**Data to examine:**
______

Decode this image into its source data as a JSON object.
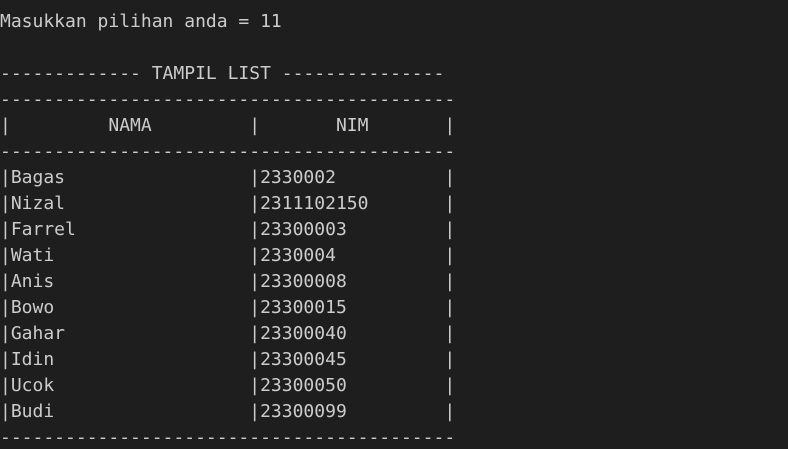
{
  "terminal": {
    "prompt_line": "Masukkan pilihan anda = 11",
    "title_line": "------------- TAMPIL LIST ---------------",
    "separator_top": "------------------------------------------",
    "header_line": "|         NAMA         |       NIM       |",
    "separator_header": "------------------------------------------",
    "rows": [
      "|Bagas                 |2330002          |",
      "|Nizal                 |2311102150       |",
      "|Farrel                |23300003         |",
      "|Wati                  |2330004          |",
      "|Anis                  |23300008         |",
      "|Bowo                  |23300015         |",
      "|Gahar                 |23300040         |",
      "|Idin                  |23300045         |",
      "|Ucok                  |23300050         |",
      "|Budi                  |23300099         |"
    ],
    "separator_bottom": "------------------------------------------"
  },
  "colors": {
    "background": "#1e1e1e",
    "text": "#cccccc"
  }
}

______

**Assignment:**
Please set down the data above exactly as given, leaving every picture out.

**Solution for this task:**
Decode this image into its source data as a JSON object.
{
  "terminal": {
    "prompt_line": "Masukkan pilihan anda = 11",
    "title_line": "------------- TAMPIL LIST ---------------",
    "separator_top": "------------------------------------------",
    "header_line": "|         NAMA         |       NIM       |",
    "separator_header": "------------------------------------------",
    "rows": [
      "|Bagas                 |2330002          |",
      "|Nizal                 |2311102150       |",
      "|Farrel                |23300003         |",
      "|Wati                  |2330004          |",
      "|Anis                  |23300008         |",
      "|Bowo                  |23300015         |",
      "|Gahar                 |23300040         |",
      "|Idin                  |23300045         |",
      "|Ucok                  |23300050         |",
      "|Budi                  |23300099         |"
    ],
    "separator_bottom": "------------------------------------------"
  },
  "colors": {
    "background": "#1e1e1e",
    "text": "#cccccc"
  }
}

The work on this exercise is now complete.